Refined vs. Extra Virgin Olive Oil: Is One Better for Cardiovascular Health?

the MPR take:

Olive oil consumption has been associated with cardiovascular disease prevention due to its oleic acid and phenolic content, but do refined and extra virgin olive oils have similar effects in improving cardiovascular biomarkers in a healthy cohort? Sixty-nine healthy adults ages 18–75 consumed a 20mL daily dose of either low-phenolic content (refined) or high-phenolic content (extra virgin) olive oil (not heated or cooked) as a supplement for six weeks.
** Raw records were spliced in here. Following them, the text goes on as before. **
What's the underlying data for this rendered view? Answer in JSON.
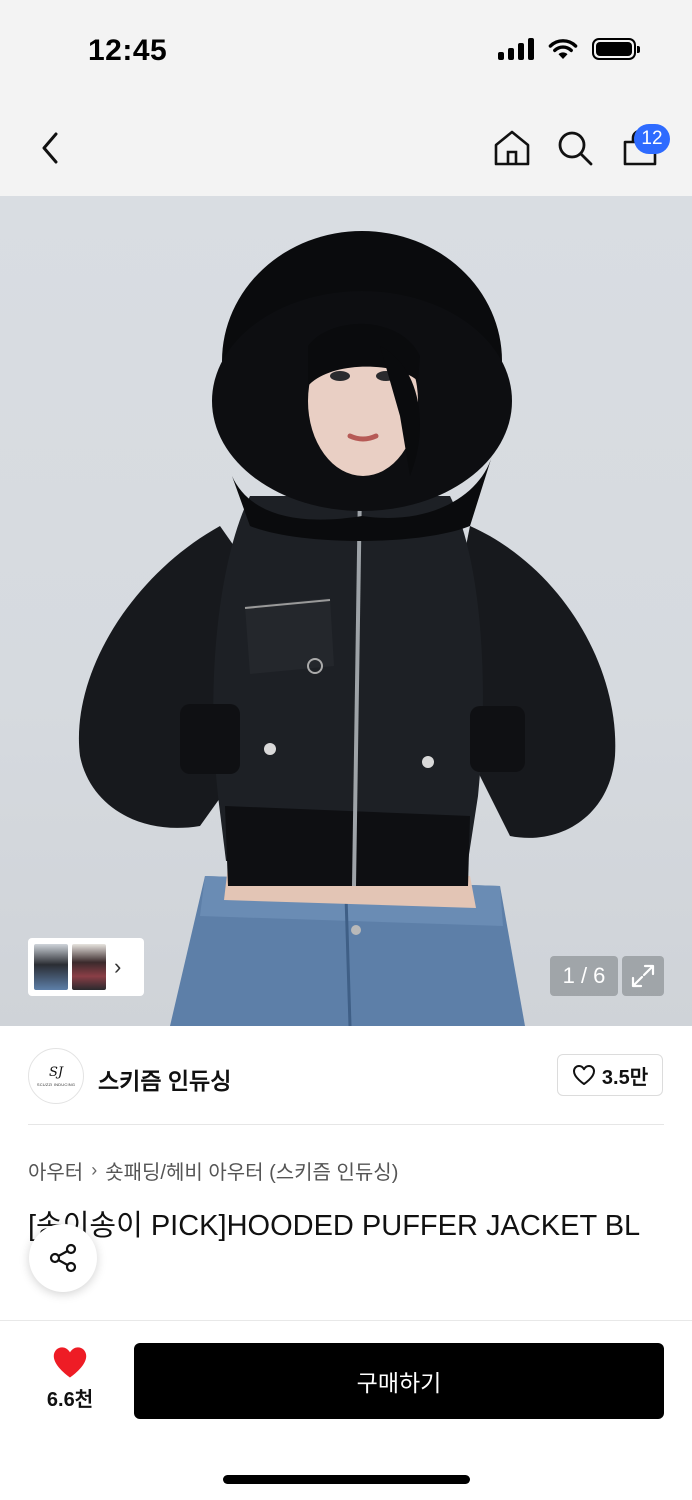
{
  "status_bar": {
    "time": "12:45"
  },
  "nav": {
    "icons": [
      "chevron-left-icon",
      "home-icon",
      "search-icon",
      "shopping-bag-icon"
    ],
    "cart_badge": "12"
  },
  "gallery": {
    "counter": "1 / 6",
    "thumbnail_arrow": "›"
  },
  "brand": {
    "logo_text": "SJ",
    "logo_subtext": "SCUZZI INDUCING",
    "name": "스키즘 인듀싱",
    "likes": "3.5만"
  },
  "breadcrumb": [
    "아우터",
    "숏패딩/헤비 아우터 (스키즘 인듀싱)"
  ],
  "product": {
    "title": "[송이송이 PICK]HOODED PUFFER JACKET BL"
  },
  "bottom_bar": {
    "wish_count": "6.6천",
    "buy_label": "구매하기"
  },
  "colors": {
    "accent_blue": "#2e6bff",
    "heart_red": "#ee1c25",
    "buy_button": "#000000"
  }
}
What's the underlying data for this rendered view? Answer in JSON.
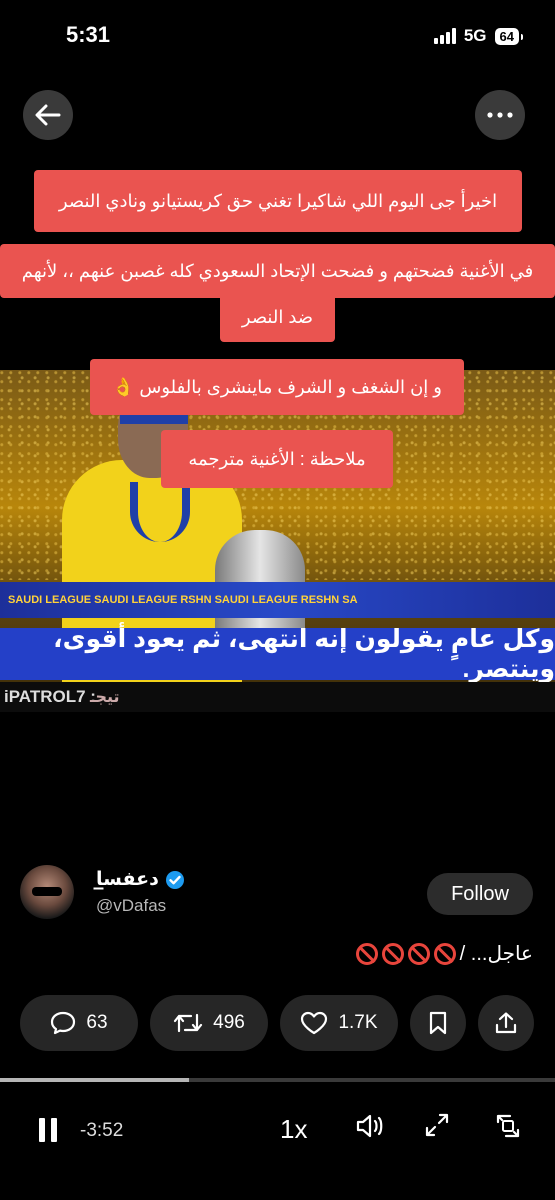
{
  "status_bar": {
    "time": "5:31",
    "network": "5G",
    "battery": "64"
  },
  "video": {
    "overlay_bubbles": [
      "اخيرأ جى اليوم اللي شاكيرا تغني حق كريستيانو ونادي النصر",
      "في الأغنية فضحتهم و فضحت الإتحاد السعودي كله غصبن عنهم ،، لأنهم",
      "ضد النصر",
      "و إن الشغف و الشرف ماينشرى بالفلوس 👌",
      "ملاحظة : الأغنية مترجمه"
    ],
    "caption": "وكل عامٍ يقولون إنه انتهى، ثم يعود أقوى، وينتصر.",
    "credit": "iPATROL7 :",
    "credit_arabic": "تيجـ",
    "board_text": "SAUDI LEAGUE   SAUDI LEAGUE   RSHN SAUDI LEAGUE   RESHN SA"
  },
  "tweet": {
    "display_name": "دعفس̲̲̲̲̲̲̲̲̲̲̲̲̲̲ا",
    "handle": "@vDafas",
    "follow_label": "Follow",
    "text": "عاجل... /",
    "replies": "63",
    "retweets": "496",
    "likes": "1.7K"
  },
  "player": {
    "remaining": "-3:52",
    "speed": "1x",
    "progress": 0.34
  },
  "colors": {
    "bubble": "#ea5450",
    "caption_band": "#2440c8",
    "verified": "#1d9bf0",
    "ban": "#e8453c"
  }
}
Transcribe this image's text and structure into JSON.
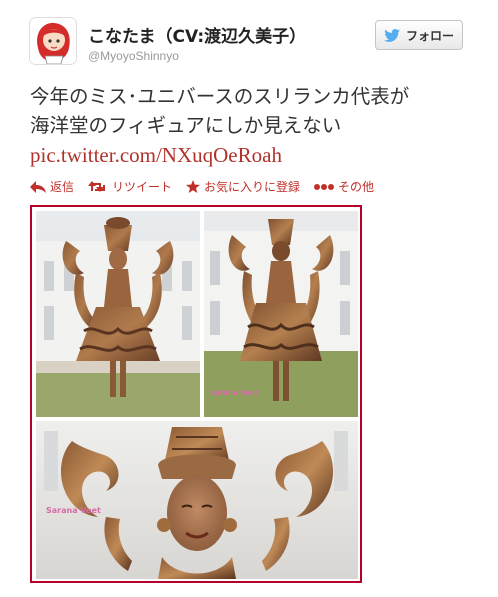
{
  "user": {
    "display_name": "こなたま（CV:渡辺久美子）",
    "handle": "@MyoyoShinnyo"
  },
  "follow_button": {
    "label": "フォロー",
    "icon": "twitter-bird-icon"
  },
  "tweet": {
    "line1": "今年のミス･ユニバースのスリランカ代表が",
    "line2": "海洋堂のフィギュアにしか見えない",
    "link": "pic.twitter.com/NXuqOeRoah"
  },
  "actions": [
    {
      "icon": "reply-icon",
      "label": "返信"
    },
    {
      "icon": "retweet-icon",
      "label": "リツイート"
    },
    {
      "icon": "star-icon",
      "label": "お気に入りに登録"
    },
    {
      "icon": "more-icon",
      "label": "その他"
    }
  ],
  "colors": {
    "link": "#b0322a",
    "action": "#c0302a",
    "frame": "#b5002a",
    "follow_icon": "#55acee"
  },
  "photo": {
    "watermark": "Sarana Veet"
  }
}
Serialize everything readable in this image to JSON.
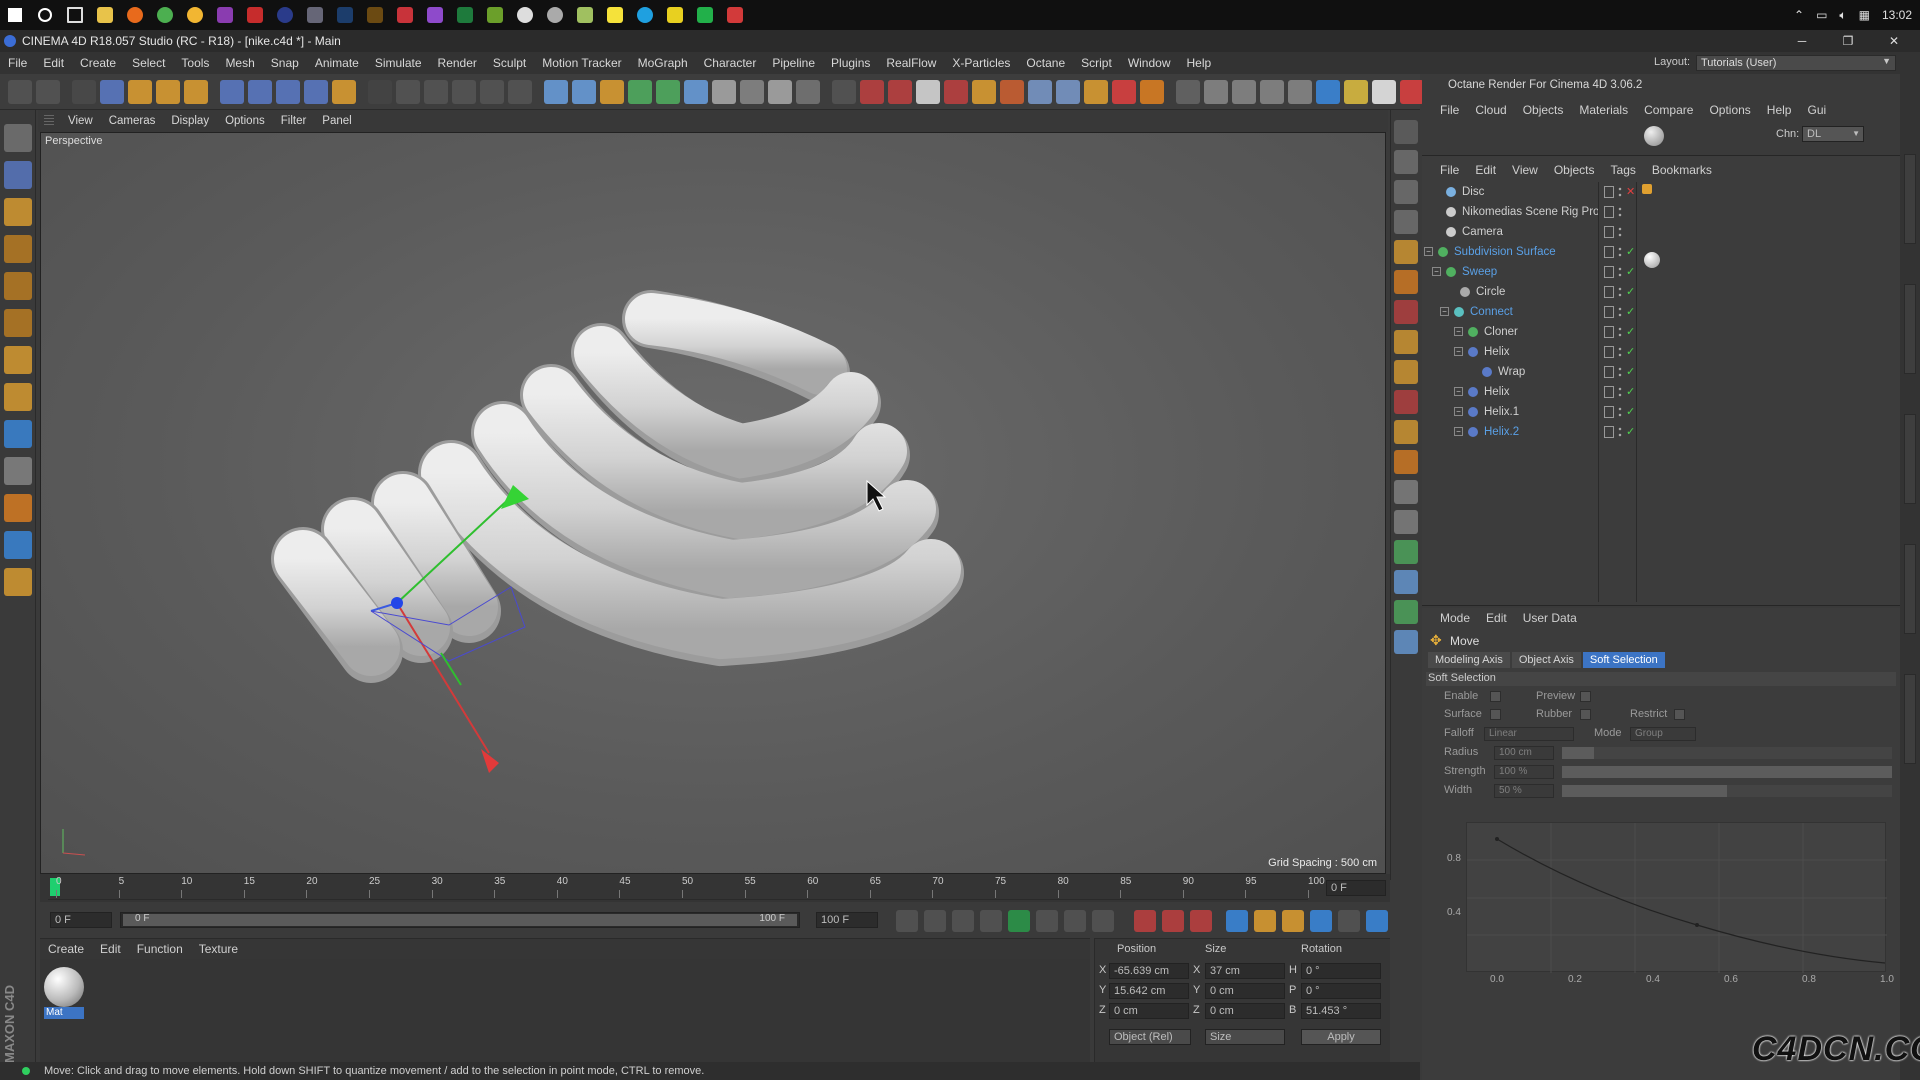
{
  "taskbar": {
    "time": "13:02"
  },
  "window": {
    "title": "CINEMA 4D R18.057 Studio (RC - R18) - [nike.c4d *] - Main"
  },
  "menubar": {
    "items": [
      "File",
      "Edit",
      "Create",
      "Select",
      "Tools",
      "Mesh",
      "Snap",
      "Animate",
      "Simulate",
      "Render",
      "Sculpt",
      "Motion Tracker",
      "MoGraph",
      "Character",
      "Pipeline",
      "Plugins",
      "RealFlow",
      "X-Particles",
      "Octane",
      "Script",
      "Window",
      "Help"
    ]
  },
  "layout": {
    "label": "Layout:",
    "value": "Tutorials (User)"
  },
  "viewport": {
    "menu": [
      "View",
      "Cameras",
      "Display",
      "Options",
      "Filter",
      "Panel"
    ],
    "camera_label": "Perspective",
    "grid_spacing": "Grid Spacing : 500 cm"
  },
  "timeline": {
    "ticks": [
      "0",
      "5",
      "10",
      "15",
      "20",
      "25",
      "30",
      "35",
      "40",
      "45",
      "50",
      "55",
      "60",
      "65",
      "70",
      "75",
      "80",
      "85",
      "90",
      "95",
      "100"
    ],
    "current_frame": "0 F",
    "start_field": "0 F",
    "range_start": "0 F",
    "range_end": "100 F",
    "end_field": "100 F"
  },
  "material_panel": {
    "menu": [
      "Create",
      "Edit",
      "Function",
      "Texture"
    ],
    "material_name": "Mat"
  },
  "coords": {
    "headers": {
      "position": "Position",
      "size": "Size",
      "rotation": "Rotation"
    },
    "rows": [
      {
        "axis": "X",
        "pos": "-65.639 cm",
        "size_axis": "X",
        "size": "37 cm",
        "rot_axis": "H",
        "rot": "0 °"
      },
      {
        "axis": "Y",
        "pos": "15.642 cm",
        "size_axis": "Y",
        "size": "0 cm",
        "rot_axis": "P",
        "rot": "0 °"
      },
      {
        "axis": "Z",
        "pos": "0 cm",
        "size_axis": "Z",
        "size": "0 cm",
        "rot_axis": "B",
        "rot": "51.453 °"
      }
    ],
    "mode_select": "Object (Rel)",
    "size_select": "Size",
    "apply": "Apply"
  },
  "status": {
    "message": "Move: Click and drag to move elements. Hold down SHIFT to quantize movement / add to the selection in point mode, CTRL to remove."
  },
  "octane": {
    "title": "Octane Render For Cinema 4D 3.06.2",
    "menu": [
      "File",
      "Cloud",
      "Objects",
      "Materials",
      "Compare",
      "Options",
      "Help",
      "Gui"
    ],
    "chn_label": "Chn:",
    "chn_value": "DL"
  },
  "objects": {
    "menu": [
      "File",
      "Edit",
      "View",
      "Objects",
      "Tags",
      "Bookmarks"
    ],
    "items": [
      {
        "name": "Disc",
        "color": "#cfcfcf"
      },
      {
        "name": "Nikomedias Scene Rig Pro",
        "color": "#cfcfcf"
      },
      {
        "name": "Camera",
        "color": "#cfcfcf"
      },
      {
        "name": "Subdivision Surface",
        "color": "#5aa0e6"
      },
      {
        "name": "Sweep",
        "color": "#5aa0e6"
      },
      {
        "name": "Circle",
        "color": "#cfcfcf"
      },
      {
        "name": "Connect",
        "color": "#5aa0e6"
      },
      {
        "name": "Cloner",
        "color": "#cfcfcf"
      },
      {
        "name": "Helix",
        "color": "#cfcfcf"
      },
      {
        "name": "Wrap",
        "color": "#cfcfcf"
      },
      {
        "name": "Helix",
        "color": "#cfcfcf"
      },
      {
        "name": "Helix.1",
        "color": "#cfcfcf"
      },
      {
        "name": "Helix.2",
        "color": "#5aa0e6"
      }
    ]
  },
  "attributes": {
    "menu": [
      "Mode",
      "Edit",
      "User Data"
    ],
    "tool": "Move",
    "tabs": [
      "Modeling Axis",
      "Object Axis",
      "Soft Selection"
    ],
    "section": "Soft Selection",
    "enable": "Enable",
    "preview": "Preview",
    "surface": "Surface",
    "rubber": "Rubber",
    "restrict": "Restrict",
    "falloff": "Falloff",
    "falloff_value": "Linear",
    "mode": "Mode",
    "mode_value": "Group",
    "radius": "Radius",
    "radius_value": "100 cm",
    "strength": "Strength",
    "strength_value": "100 %",
    "width": "Width",
    "width_value": "50 %",
    "graph_y": [
      "0.8",
      "0.4"
    ],
    "graph_x": [
      "0.0",
      "0.2",
      "0.4",
      "0.6",
      "0.8",
      "1.0"
    ]
  },
  "watermark": "C4DCN.COM"
}
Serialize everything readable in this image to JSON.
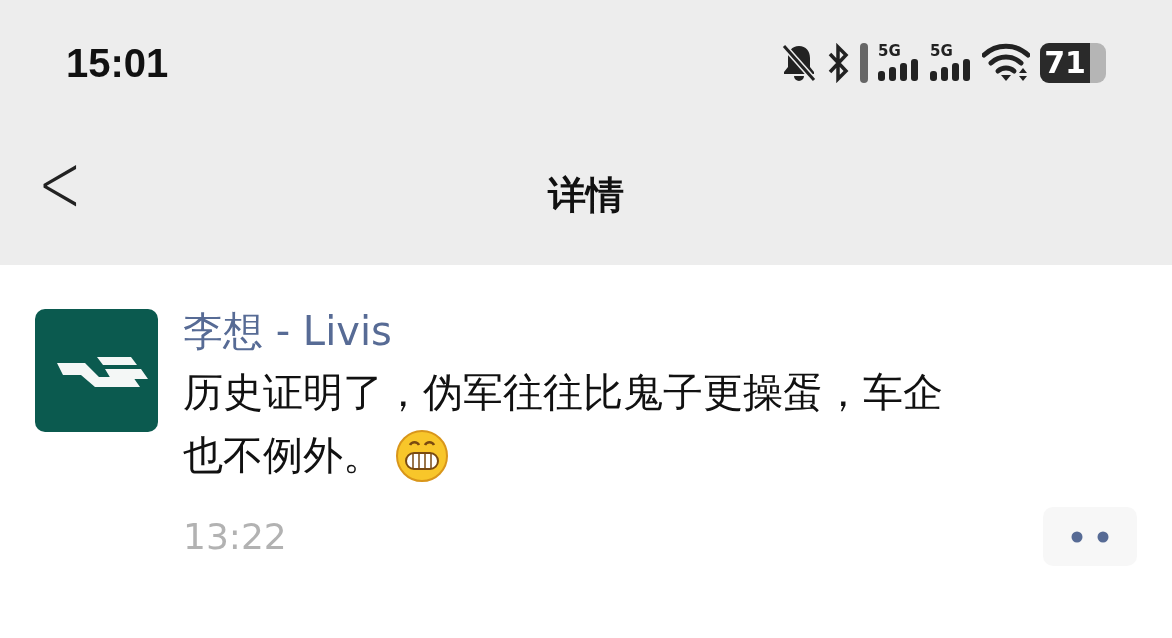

No dietary restrictions were imposed and all participants kept food diaries periodically before the baseline, during the intervention, and at the end of the intervention. Both groups had similar reductions in coronary artery disease scores at endpoint as observed in urinary proteomic biomarkers (mean improvement: -0.3 for low-phenolic olive oil and -0.2 for high-phenolic oil; P<0.01); no changes were seen in chronic kidney disease (CKD) or diabetes proteomic biomarkers. No difference was observed between the two groups for changes in secondary outcomes including plasma triacylglycerols, oxidized LDL, and LDL cholesterol. These results provide additional evidence to the benefits of olive oil on cardiovascular health, regardless of phenolic content.

Olive Oil Polyphenols Boost HDL Function
Refined vs. Extra Virgin Olive Oil: Is One Better for Cardiovascular Health?

Background: Olive oil (OO) consumption is associated with cardiovascular disease prevention because of both its oleic acid and phenolic contents.

READ FULL ARTICLE From Nutrition